The ABC believes that a full range of social media platforms and, potentially, non-professional news sources needs to be included in a proposed framework to measure Australian media diversity if there is to be a true picture of Australian news consumption today and in the future.

In one of the 23 submissions made in response to the Australian Communications and Media Authority (ACMA) proposed framework to measure media diversity, the ABC said the current proposal would be an effective tool to measure traditional media – TV, radio and print. 

But this would not accurately reflect the move away, especially by younger audiences, to online, social and emerging media platforms and the influence of non-professional news sources. 

While the ACMA paper proposes to include Facebook, Twitter, and YouTube, the ABC said that its internal research and the University of Canberra's Digital News Report show that the frequent use by people of different ages and backgrounds of lnstagram, TikTok and Reddit means these should also be included. The ABC also suggested including streaming and broadcast-video-on-demand (BVOD) services. 

In its submission, the ABC also called for:

  • Regular updating of the list of platforms to reflect changing media consumption habits

  • Inclusion of Australian and international non-English-language news outlets to avoid the risk of excluding consumption by migrant and linguistically diverse communities

  • Allowing respondents to provide information on “`other'” ways they consuming news such as blogs, opinion pieces, online forums and the social-media content of non-professional media outlets.

Non-professional sources risky, but reality

The ABC acknowledged in its submission the risks relating to including “independent, hyperlocal or non-professional” news sources, including the potential to legitimize questionable and extreme non-professional news outlets. However, the broadcaster warned that not including these would mean a less accurate picture of news consumption.

Including them, the ABC said, could also assist ACMA to capture and better understand the level that “questionable and unethical” news reporting proliferates the Australian news market.

The ABC said if the framework was only intended to map available news sources for policy purposes, then only professional news sources should be included. However, if it wanted to map the diversity of information sources informing Australians about local and national issues – and to better understand the impact of issues such as misinformation and disinformation – non-professional sources such as influencers should be included as a second-tier source and listed as ‘alternative news sources’ for clarity.  

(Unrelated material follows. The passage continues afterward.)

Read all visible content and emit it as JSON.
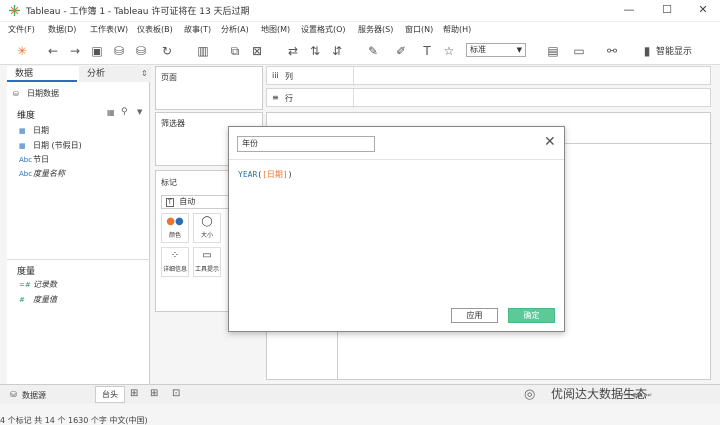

ACMA is now considering all feedback and is planning to provide information on finalising and implementing the news measurement framework later this year.